The High Court’s latest stance, declared on Tuesday, tries to strike a careful balance between protecting the public interest and supporting religious practices that are firmly ingrained in Kerala’s cultural fabric. The latest stance now permits the firing of firecrackers between the hours of 6 a.m. and 10 p.m., in accordance with Supreme Court orders. Beyond these hours, district administrations have been given the authority to assess petitions from religious institutions on a case-by-case basis. This verdict offered much-needed clarification to the puzzling idea of “odd hours.”
The state administration, which strongly defended the custom and emphasized its historical value, had previously restricted the use of firecrackers between 10 p.m. and 6 a.m., with exceptions made for special events.
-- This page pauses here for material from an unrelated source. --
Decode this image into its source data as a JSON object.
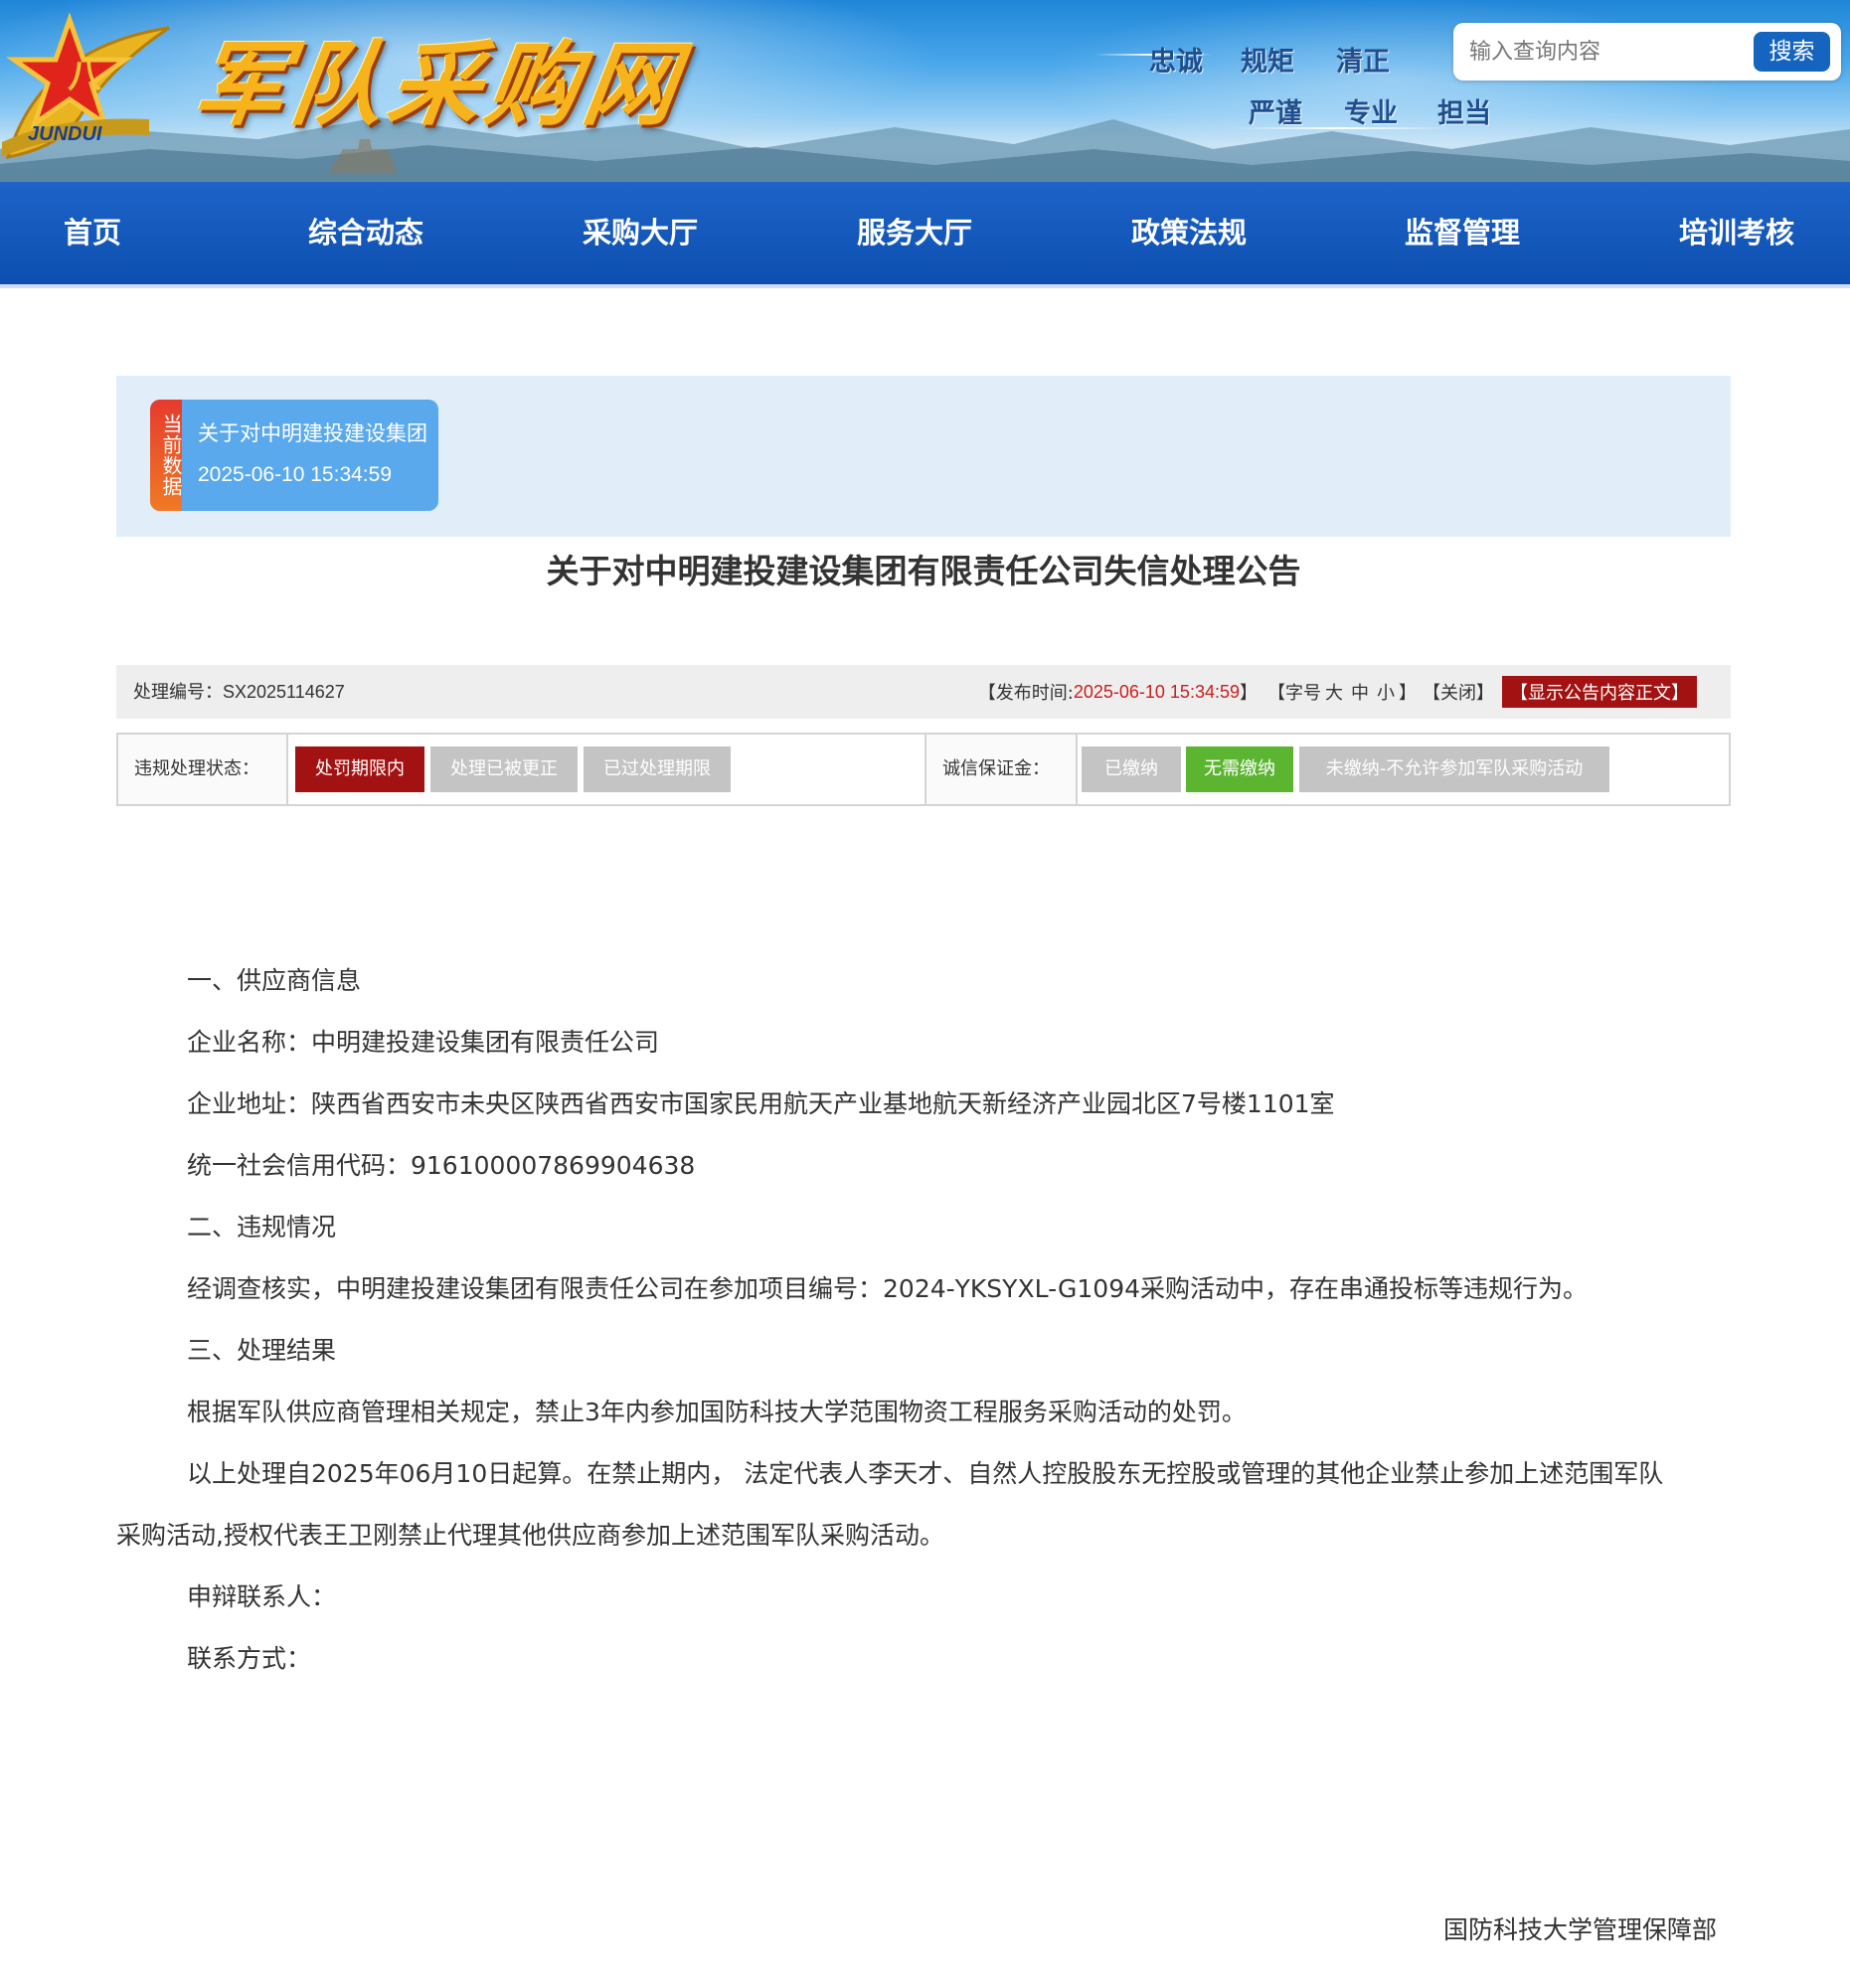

The government’s position revealed that firecrackers had been an indispensable part of temple festivities for decades and had a special place in the hearts of many believers.
The most significant alteration in the court’s decision is the omission of the clause in the single bench judgment authorizing searches on religious institutions to seize unlawfully stored firecrackers. The Kerala government has previously objected to this policing tactic, claiming that it was not justified by the facts nor legally sound.
In response to a petition by six Maradu locals in Ernakulam district, the sole judge ordered a blanket ban on firecrackers at the Marattil Kottaram Bhagavathy temple, citing safety concerns for people, particularly children. The Division Bench’s decision, on the other hand, has retained the core of this heritage while remaining committed to public safety.
The spiritual sentiment that propels these events, which are tightly integrated into Kerala’s cultural tapestry, has not been brushed aside. The Kerala High Court has recognized the relevance of tradition while strengthening public safety regulations by allowing firecrackers to light up the sky during daytime hours and letting district collectors utilize their discretion wisely.
This ruling, although nuanced, demonstrates the legal system’s response to the complex fabric of tradition that contributes to Kerala’s dynamic cultural kaleidoscope. It also acts as a reminder that, when used carefully, the law may strike a harmonic chord between legacy and modern sensibilities, providing a ray of hope for the preservation of deeply embedded rituals that define a society’s identity.